> WORK TASK: Your copy should hold every record exactly and no images.
BEGIN PROVIDED INFORMATION
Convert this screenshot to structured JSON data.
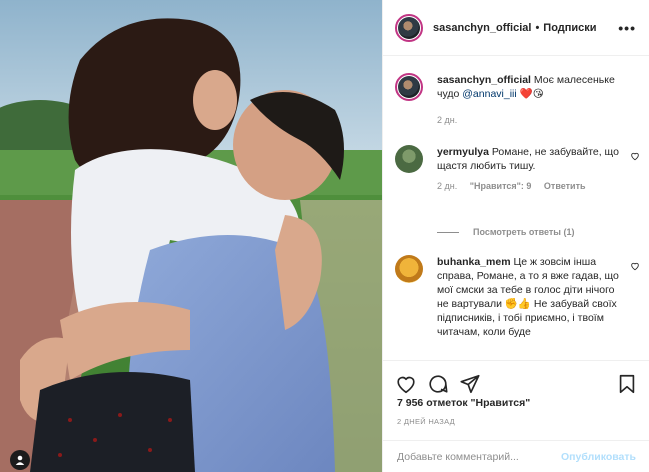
{
  "header": {
    "username": "sasanchyn_official",
    "separator": "•",
    "follow_label": "Подписки",
    "more_icon": "more-horizontal-icon",
    "more_text": "•••"
  },
  "caption": {
    "username": "sasanchyn_official",
    "text": "Моє малесеньке чудо",
    "mention": "@annavi_iii",
    "emoji": "❤️😘",
    "time": "2 дн."
  },
  "comments": [
    {
      "username": "yermyulya",
      "text": "Романе, не забувайте, що щастя любить тишу.",
      "time": "2 дн.",
      "likes": "\"Нравится\": 9",
      "reply": "Ответить",
      "view_replies": "Посмотреть ответы (1)"
    },
    {
      "username": "buhanka_mem",
      "text": "Це ж зовсім інша справа, Романе, а то я вже гадав, що мої смски за тебе в голос діти нічого не вартували ✊👍 Не забувай своїх підписників, і тобі приємно, і твоїм читачам, коли буде"
    }
  ],
  "actions": {
    "like_icon": "heart-icon",
    "comment_icon": "comment-icon",
    "share_icon": "paper-plane-icon",
    "save_icon": "bookmark-icon"
  },
  "likes_text": "7 956 отметок \"Нравится\"",
  "date_text": "2 ДНЕЙ НАЗАД",
  "composer": {
    "placeholder": "Добавьте комментарий...",
    "post_label": "Опубликовать"
  },
  "colors": {
    "border": "#efefef",
    "text": "#262626",
    "muted": "#8e8e8e",
    "link": "#00376b",
    "post_disabled": "#b2dffc",
    "story_ring": "#c13584"
  }
}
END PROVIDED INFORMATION
> PROBLEM SOLUTION:
Convert this screenshot to structured JSON data.
{
  "header": {
    "username": "sasanchyn_official",
    "separator": "•",
    "follow_label": "Подписки",
    "more_icon": "more-horizontal-icon",
    "more_text": "•••"
  },
  "caption": {
    "username": "sasanchyn_official",
    "text": "Моє малесеньке чудо",
    "mention": "@annavi_iii",
    "emoji": "❤️😘",
    "time": "2 дн."
  },
  "comments": [
    {
      "username": "yermyulya",
      "text": "Романе, не забувайте, що щастя любить тишу.",
      "time": "2 дн.",
      "likes": "\"Нравится\": 9",
      "reply": "Ответить",
      "view_replies": "Посмотреть ответы (1)"
    },
    {
      "username": "buhanka_mem",
      "text": "Це ж зовсім інша справа, Романе, а то я вже гадав, що мої смски за тебе в голос діти нічого не вартували ✊👍 Не забувай своїх підписників, і тобі приємно, і твоїм читачам, коли буде"
    }
  ],
  "actions": {
    "like_icon": "heart-icon",
    "comment_icon": "comment-icon",
    "share_icon": "paper-plane-icon",
    "save_icon": "bookmark-icon"
  },
  "likes_text": "7 956 отметок \"Нравится\"",
  "date_text": "2 ДНЕЙ НАЗАД",
  "composer": {
    "placeholder": "Добавьте комментарий...",
    "post_label": "Опубликовать"
  },
  "colors": {
    "border": "#efefef",
    "text": "#262626",
    "muted": "#8e8e8e",
    "link": "#00376b",
    "post_disabled": "#b2dffc",
    "story_ring": "#c13584"
  }
}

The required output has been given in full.